9. Focus on what you will do, not what you won’t do. Plan how you will replace bad habits with good ones, rather than focusing only on the bad habits themselves. Research on thought suppression (e.g., “Don’t think about white bears!”) has shown that trying to avoid a thought makes it even more active in your mind. The same holds true when it comes to behavior — by trying not to engage in a bad habit, our habits get strengthened rather than broken. If you want to change your ways, ask yourself, What will I do instead?
So what does this all mean?
To achieve your goals overcome the common mistakes above; build, develop and apply your abilities; and use this knowledge to your advantage from now on.
What has worked for you to help you reach your goals? Have you tips or ideas of your own that you would like to share?
Share your ideas, insights and experience – and share the wealth!
About Andrew Cooke and Growth & Profit Solutions (“GPS”)
An experienced executive coach, business facilitator, and management consultant Andrew has more than 25 years’ national and international experience, working across a range of industries and businesses. He is passionate in helping people, teams and companies to unlock their individual and collective potential, enabling them to achieve their personal and business goals and, in turn, to help them unlock the potential of others.
Andrew has extensive experience in dealing with both blue-chip and start-up companies, and has had extensive international experience in the UK, the Middle East and Ireland across a range of industries.
He has post-graduate business qualifications with a Master’s in Business Administration (MBA) from the London Business School.
Growth & Profit Solutions(“GPS”)
Andrew runs Growth & Profit Solutions, working with individuals, teams, groups and corporate so they can unlock their potential, that of others, and create a life and a job they love and choose to lead.
Through customized development programmes using experiential learning, backed by group workshops, individual one-to-one coaching and on-going support the individual and group development needs are addressed, the skills and capabilities are unlocked and the people can grow and achieve both personal and business outcomes on a sustainable basis.
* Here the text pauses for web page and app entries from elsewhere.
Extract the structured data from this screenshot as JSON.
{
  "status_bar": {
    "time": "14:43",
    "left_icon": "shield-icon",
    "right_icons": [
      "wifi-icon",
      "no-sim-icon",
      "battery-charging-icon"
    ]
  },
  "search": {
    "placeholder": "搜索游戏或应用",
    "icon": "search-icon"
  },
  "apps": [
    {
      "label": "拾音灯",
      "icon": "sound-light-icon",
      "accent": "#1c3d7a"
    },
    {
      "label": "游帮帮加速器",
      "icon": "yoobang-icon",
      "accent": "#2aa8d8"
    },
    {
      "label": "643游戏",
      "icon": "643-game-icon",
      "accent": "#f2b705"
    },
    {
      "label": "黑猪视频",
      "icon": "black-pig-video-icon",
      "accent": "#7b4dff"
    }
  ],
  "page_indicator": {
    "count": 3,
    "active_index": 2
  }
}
His blog, Growth and Profit, can be found at http://growthandprofit.wordpress.com.
To find out more about this visit the GPS website or contact Andrew at firstname.lastname@example.org or on +61 (0)401 842 673.